═════ Material supplied

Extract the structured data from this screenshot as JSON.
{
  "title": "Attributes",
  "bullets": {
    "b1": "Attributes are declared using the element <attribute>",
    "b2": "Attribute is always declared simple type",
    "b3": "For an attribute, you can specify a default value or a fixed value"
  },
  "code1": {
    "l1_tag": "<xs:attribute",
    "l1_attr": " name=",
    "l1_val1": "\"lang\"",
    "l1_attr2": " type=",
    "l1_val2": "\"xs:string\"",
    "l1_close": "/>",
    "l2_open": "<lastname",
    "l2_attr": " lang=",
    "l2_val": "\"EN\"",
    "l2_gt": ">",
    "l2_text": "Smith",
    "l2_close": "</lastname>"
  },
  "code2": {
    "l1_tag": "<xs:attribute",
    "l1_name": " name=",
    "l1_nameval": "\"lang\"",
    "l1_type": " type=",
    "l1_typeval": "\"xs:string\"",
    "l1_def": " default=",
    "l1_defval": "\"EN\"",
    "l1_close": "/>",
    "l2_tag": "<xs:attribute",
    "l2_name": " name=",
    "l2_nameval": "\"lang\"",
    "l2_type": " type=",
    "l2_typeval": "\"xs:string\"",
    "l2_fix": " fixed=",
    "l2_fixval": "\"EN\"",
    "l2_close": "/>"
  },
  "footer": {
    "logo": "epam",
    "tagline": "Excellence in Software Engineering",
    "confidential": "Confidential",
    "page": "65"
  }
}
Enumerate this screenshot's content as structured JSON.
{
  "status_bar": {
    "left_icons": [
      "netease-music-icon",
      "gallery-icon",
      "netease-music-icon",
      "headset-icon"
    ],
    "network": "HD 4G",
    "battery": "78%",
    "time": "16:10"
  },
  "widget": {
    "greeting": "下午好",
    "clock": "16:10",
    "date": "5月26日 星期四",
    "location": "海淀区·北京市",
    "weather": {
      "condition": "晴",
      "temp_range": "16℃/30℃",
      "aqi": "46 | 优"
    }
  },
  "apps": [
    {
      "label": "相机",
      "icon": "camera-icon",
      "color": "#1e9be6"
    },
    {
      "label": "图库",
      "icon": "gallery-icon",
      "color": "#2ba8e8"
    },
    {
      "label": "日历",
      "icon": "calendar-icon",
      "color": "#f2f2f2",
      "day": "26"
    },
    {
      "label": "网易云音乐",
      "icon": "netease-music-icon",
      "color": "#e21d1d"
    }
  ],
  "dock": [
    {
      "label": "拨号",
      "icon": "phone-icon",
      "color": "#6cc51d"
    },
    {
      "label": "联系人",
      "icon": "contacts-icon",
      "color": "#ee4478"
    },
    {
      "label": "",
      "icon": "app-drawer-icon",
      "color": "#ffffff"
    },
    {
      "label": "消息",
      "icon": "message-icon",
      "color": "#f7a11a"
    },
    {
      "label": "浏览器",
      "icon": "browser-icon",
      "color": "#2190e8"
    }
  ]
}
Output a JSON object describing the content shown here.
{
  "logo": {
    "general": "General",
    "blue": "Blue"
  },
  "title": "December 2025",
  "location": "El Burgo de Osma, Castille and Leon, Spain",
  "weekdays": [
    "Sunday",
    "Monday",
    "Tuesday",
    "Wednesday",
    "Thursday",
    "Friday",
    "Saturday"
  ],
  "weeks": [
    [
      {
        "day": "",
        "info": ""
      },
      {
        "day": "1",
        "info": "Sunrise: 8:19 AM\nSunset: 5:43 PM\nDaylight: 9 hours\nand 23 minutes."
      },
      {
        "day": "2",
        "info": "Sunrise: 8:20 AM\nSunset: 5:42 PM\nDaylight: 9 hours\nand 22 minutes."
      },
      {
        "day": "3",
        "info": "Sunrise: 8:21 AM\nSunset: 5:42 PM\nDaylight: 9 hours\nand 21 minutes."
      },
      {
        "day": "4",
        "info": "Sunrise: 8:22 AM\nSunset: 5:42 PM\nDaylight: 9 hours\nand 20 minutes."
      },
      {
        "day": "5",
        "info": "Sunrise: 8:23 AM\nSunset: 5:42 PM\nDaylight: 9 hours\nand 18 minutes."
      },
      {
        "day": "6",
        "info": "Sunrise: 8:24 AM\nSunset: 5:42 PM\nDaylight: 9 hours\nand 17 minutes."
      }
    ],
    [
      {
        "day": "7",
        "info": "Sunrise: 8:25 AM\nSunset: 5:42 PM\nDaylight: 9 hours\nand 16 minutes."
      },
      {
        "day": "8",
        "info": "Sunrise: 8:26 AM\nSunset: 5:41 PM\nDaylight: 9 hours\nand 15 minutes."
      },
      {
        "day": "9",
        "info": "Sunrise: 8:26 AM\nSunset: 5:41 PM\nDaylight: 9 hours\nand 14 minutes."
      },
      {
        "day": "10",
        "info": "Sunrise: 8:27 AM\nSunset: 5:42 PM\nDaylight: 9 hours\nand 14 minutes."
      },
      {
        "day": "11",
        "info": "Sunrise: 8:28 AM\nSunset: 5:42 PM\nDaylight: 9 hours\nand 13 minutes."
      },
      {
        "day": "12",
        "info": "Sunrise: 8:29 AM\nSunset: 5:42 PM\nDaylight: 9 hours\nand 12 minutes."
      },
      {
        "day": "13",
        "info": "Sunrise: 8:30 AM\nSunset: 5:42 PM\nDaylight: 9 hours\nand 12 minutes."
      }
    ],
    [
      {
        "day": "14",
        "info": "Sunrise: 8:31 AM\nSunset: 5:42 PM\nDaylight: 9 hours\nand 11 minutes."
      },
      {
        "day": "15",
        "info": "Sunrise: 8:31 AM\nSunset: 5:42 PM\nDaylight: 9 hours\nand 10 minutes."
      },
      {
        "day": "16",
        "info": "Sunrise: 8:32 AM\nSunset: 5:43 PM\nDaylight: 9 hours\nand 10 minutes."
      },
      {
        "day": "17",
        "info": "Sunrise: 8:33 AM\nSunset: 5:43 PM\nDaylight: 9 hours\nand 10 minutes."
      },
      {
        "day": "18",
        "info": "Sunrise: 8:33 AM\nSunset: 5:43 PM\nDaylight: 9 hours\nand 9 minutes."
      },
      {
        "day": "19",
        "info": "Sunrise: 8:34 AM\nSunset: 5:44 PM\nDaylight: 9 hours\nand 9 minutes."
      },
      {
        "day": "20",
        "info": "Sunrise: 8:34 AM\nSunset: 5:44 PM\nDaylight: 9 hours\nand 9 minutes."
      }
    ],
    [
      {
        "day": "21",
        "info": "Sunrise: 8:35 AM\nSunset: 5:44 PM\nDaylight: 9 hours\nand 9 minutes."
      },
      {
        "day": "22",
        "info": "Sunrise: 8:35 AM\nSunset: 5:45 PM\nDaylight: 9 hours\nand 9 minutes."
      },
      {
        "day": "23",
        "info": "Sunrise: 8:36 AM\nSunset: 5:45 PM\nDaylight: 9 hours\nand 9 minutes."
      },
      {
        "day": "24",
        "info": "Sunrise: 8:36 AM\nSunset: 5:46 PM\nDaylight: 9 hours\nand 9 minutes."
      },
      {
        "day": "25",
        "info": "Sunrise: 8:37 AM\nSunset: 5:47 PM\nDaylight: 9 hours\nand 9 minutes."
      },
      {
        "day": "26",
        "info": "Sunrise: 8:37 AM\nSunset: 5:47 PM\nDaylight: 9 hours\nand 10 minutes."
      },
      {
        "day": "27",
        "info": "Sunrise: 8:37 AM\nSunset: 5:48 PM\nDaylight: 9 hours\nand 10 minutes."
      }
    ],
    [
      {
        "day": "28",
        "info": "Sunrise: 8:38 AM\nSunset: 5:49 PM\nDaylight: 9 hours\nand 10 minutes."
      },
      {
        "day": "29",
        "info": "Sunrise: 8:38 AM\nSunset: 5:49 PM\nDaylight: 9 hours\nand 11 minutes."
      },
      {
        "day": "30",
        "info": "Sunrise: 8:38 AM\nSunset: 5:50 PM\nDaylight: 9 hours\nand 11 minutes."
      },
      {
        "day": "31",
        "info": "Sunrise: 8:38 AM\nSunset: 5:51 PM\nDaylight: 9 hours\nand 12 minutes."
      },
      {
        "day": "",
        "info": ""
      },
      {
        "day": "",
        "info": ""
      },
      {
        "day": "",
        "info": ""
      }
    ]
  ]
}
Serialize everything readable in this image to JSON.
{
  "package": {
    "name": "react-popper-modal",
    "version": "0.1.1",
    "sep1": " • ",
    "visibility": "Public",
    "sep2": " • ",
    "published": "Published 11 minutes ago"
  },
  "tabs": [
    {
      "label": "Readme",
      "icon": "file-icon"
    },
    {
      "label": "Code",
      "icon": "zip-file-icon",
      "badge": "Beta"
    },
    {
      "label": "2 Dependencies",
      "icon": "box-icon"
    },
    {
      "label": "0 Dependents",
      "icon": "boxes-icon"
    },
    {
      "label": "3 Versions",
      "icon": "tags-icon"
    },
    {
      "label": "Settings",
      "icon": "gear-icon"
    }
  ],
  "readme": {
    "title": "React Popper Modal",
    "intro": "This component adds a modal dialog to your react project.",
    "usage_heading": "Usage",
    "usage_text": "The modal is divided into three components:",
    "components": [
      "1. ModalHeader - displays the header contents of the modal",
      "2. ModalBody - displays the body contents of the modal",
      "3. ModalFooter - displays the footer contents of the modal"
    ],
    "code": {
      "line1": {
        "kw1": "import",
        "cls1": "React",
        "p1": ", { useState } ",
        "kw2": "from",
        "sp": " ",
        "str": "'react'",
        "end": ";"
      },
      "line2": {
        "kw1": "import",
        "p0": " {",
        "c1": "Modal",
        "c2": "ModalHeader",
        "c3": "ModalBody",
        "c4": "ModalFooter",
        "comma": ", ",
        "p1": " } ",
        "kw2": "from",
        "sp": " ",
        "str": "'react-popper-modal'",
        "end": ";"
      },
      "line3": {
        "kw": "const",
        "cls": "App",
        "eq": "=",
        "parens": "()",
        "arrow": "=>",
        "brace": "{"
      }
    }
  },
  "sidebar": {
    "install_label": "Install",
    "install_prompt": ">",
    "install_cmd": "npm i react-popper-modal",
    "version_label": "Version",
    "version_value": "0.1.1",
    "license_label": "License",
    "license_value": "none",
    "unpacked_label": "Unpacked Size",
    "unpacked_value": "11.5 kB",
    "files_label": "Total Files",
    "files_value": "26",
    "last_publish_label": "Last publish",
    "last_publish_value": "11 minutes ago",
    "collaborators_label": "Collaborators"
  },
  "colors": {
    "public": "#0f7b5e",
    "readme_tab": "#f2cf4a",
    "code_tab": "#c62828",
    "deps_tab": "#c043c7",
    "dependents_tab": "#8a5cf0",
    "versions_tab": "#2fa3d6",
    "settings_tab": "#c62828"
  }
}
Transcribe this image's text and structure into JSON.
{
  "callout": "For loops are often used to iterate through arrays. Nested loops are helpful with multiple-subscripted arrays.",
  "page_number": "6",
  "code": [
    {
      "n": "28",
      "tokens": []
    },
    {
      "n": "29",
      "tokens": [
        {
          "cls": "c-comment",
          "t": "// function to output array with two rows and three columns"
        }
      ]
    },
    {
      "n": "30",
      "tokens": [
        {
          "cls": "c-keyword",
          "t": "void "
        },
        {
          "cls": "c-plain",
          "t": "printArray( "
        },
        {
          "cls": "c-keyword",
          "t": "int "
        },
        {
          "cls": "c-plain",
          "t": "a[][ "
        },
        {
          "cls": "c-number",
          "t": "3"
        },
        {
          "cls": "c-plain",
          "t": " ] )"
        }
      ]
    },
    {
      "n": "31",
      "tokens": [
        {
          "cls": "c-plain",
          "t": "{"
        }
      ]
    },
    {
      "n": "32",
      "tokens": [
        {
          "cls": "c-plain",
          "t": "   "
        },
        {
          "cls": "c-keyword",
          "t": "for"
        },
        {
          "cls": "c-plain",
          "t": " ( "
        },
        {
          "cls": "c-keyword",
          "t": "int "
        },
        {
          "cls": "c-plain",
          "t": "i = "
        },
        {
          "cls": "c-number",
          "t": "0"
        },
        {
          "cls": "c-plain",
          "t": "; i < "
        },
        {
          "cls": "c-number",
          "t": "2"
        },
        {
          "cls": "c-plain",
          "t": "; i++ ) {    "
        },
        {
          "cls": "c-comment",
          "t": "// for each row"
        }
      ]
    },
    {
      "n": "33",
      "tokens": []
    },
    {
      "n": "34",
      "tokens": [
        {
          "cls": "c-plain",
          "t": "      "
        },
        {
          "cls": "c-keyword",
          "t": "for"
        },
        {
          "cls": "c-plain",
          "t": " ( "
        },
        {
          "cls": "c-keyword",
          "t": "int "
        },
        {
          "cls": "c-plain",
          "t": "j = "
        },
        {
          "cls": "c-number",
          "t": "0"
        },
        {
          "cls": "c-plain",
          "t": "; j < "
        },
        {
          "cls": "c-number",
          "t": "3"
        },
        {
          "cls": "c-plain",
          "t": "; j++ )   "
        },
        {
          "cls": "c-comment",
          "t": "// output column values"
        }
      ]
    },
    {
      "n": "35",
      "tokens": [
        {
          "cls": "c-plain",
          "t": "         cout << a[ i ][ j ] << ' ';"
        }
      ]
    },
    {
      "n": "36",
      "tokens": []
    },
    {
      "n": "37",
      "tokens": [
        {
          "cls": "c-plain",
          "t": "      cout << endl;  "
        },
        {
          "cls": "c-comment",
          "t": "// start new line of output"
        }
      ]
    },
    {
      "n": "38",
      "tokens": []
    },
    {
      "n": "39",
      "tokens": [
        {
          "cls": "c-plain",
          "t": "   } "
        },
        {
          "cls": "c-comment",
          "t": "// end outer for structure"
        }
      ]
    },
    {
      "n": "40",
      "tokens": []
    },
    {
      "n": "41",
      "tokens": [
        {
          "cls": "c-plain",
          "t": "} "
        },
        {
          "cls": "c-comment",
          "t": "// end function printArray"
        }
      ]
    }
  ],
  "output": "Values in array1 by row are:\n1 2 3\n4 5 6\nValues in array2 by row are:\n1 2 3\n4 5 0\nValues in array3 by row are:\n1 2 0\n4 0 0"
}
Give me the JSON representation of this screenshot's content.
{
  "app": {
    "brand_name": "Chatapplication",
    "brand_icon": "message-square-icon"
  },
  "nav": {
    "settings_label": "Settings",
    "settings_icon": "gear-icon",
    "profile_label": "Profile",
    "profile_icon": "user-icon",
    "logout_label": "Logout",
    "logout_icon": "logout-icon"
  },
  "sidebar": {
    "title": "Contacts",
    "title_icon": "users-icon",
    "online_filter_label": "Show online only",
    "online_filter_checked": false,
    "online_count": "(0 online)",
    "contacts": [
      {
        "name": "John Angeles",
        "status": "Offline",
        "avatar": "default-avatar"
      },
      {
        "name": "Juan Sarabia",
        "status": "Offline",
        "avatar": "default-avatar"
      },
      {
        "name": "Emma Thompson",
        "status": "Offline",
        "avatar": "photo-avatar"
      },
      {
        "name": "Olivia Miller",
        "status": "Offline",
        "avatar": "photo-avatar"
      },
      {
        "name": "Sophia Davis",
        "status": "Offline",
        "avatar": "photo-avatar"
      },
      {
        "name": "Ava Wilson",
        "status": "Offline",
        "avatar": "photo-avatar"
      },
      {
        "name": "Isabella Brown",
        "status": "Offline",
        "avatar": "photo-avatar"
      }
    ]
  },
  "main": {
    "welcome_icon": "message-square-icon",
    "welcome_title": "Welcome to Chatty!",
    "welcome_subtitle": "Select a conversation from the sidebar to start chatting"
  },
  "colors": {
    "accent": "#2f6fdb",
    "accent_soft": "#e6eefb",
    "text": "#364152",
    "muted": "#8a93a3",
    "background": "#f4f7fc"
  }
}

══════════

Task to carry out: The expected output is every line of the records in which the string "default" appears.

Your solution:
    "b3": "For an attribute, you can specify a default value or a fixed value"
    "l1_def": " default=",
        "avatar": "default-avatar"
        "avatar": "default-avatar"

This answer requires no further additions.